14th August 2014
In an article that will no doubt make “progressive” hearts go pitty-pat (“The 1% May Be Richer Than You Think, Research Shows,” Bloomberg, August 7), Jeanna Smialek suggests that top 1%’s wealth is far greater even than official statistics indicate – and that because so much of that wealth is hidden in offshore tax havens government efforts to reduce inequality through tax and welfare policy are thwarted.
In the interest of fairness, Smialek quotes Tyler Cowen’s statement that “[p]eople worry about the top one percent too much,” that it doesn’t matter how rich Bill Gates is if “the poor are becoming better off in the process.”
That’s a big load of horse manure. If Gates’s wealth comes from robbing everybody else, then the inequality sure as heck does matter. Everyone else is made worse off than they otherwise would have been — by definition — by the exact amount that Gates robbed them of.
And that’s exactly how Gates got his fortune: By robbing his customers. Absent state-enforced copyright and patent monopolies on Windows, he’d have to make money in the same way a Linux distro does, providing tech support and customization services for software that in itself was free. Let’s be generous and say he might accumulate $10 million. That’s about 1/10,000 of his actual peak fortune of $100 billion. That means all but one hundredth of one percent of Gates’s wealth is stolen.
Now, you might think this strengthens Smialek’s case for better tracking and more progressive taxes on wealth. But in fact it does just the opposite. The only way justice could be done would be for Gates’ loot to be taxed at 99.99%, which would leave him roughly the amount he earned honestly. And the same can be said of any fortune in the hundreds of millions or billions. There’s simply no way to get that rich any way but robbery. But the highest any major Democratic player would tax the ultra-rich is, what, 40%? And that’s before all kinds of deductions and credits they support. I doubt even Elizabeth Warren would support a top marginal rate on billionaires as high as 50%.

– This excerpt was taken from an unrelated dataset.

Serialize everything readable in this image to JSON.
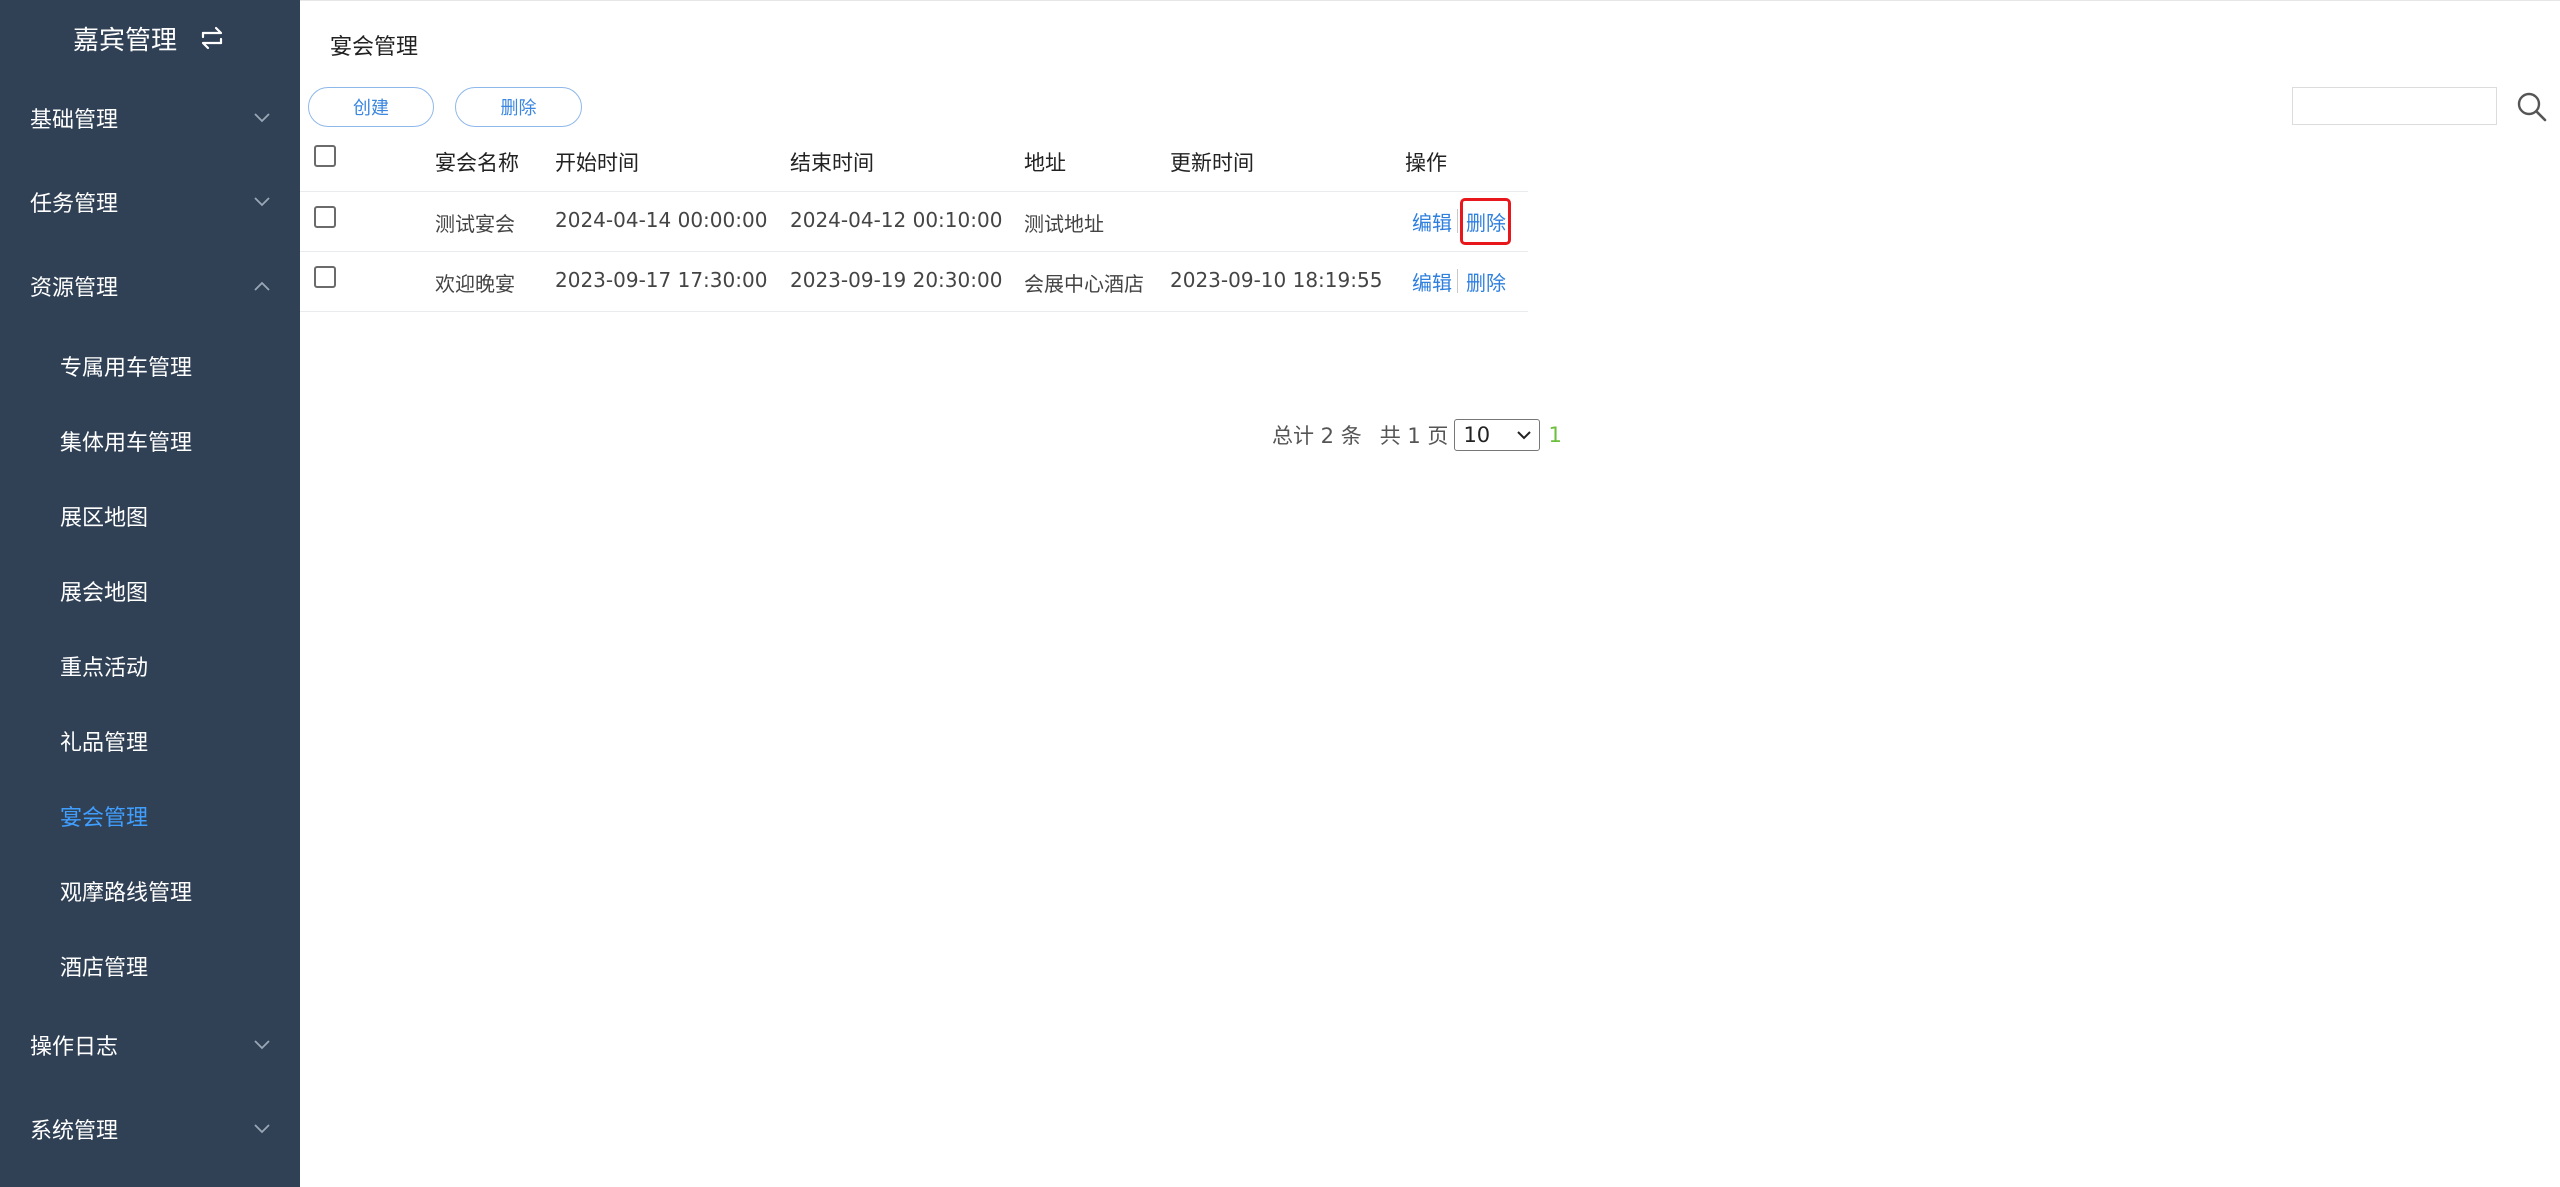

And to tax income (including returns on wealth) even that high would require an enormously difficult and expensive enforcement apparatus that would be unsuccessful a lot of the time.
And the smartest part of the plutocracy supports higher marginal tax rates because, as corporate capitalism is structured, they’re the only way to stave off worsening depressions from the chronic tendency of the wealthy to over-save and over-invest, the surplus investment capital on their hands with no profitable outlet driving down the rate of profit, and the idle industrial capacity from aggregate demand shortfalls. That’s why corporate CEOs like Gerard Swope of GE supported the New Deal. The state — their state — was acting to ensure the long-term survival of capitalism and at the same time guarantee that the plutocracy would keep the maximum sustainable portion of their stolen loot. That’s also the motive for “progressive billionaires” like Gates and Warren Buffett.
But bear in mind, again, that all that enormous wealth is achieved through the state — the billionaires’ and corporations’ state. All that wealth comes from rents on state-enforced artificial property rights, artificial scarcities, monopolies, regulatory cartels and entry barriers (except the part that comes from direct taxpayer subsidies).
So for the state to expend enormous resources on tax enforcement to modestly increase taxes on ill-gotten wealth obtained entirely through the state in the first place is a pretty clumsy and indirect way of doing things. And most of the state’s spending enabled by that revenue will be aimed at promoting the pathological economic model by which they got that wealth in the first place: subsidies to car culture and sprawl, subsidies to long-distance shipping and inefficient large-scale production, military spending to utilize surplus industrial capacity and soak up excess capital, the use of “intellectual property” law to reinforce planned obsolescence and waste … not to mention giving the poorest of the poor back a small portion of what was stolen from them to prevent revolution and create aggregate demand to keep the wheels turning.
Why not instead eliminate all the state-enforced monopolies in the first place, and all those other perverse things the state does to help the rich and promote waste and inefficiency? The rich can’t move that stolen loot to tax havens if they never-never get the chance to steal it in the first place.
This article originally appeared on C4SS.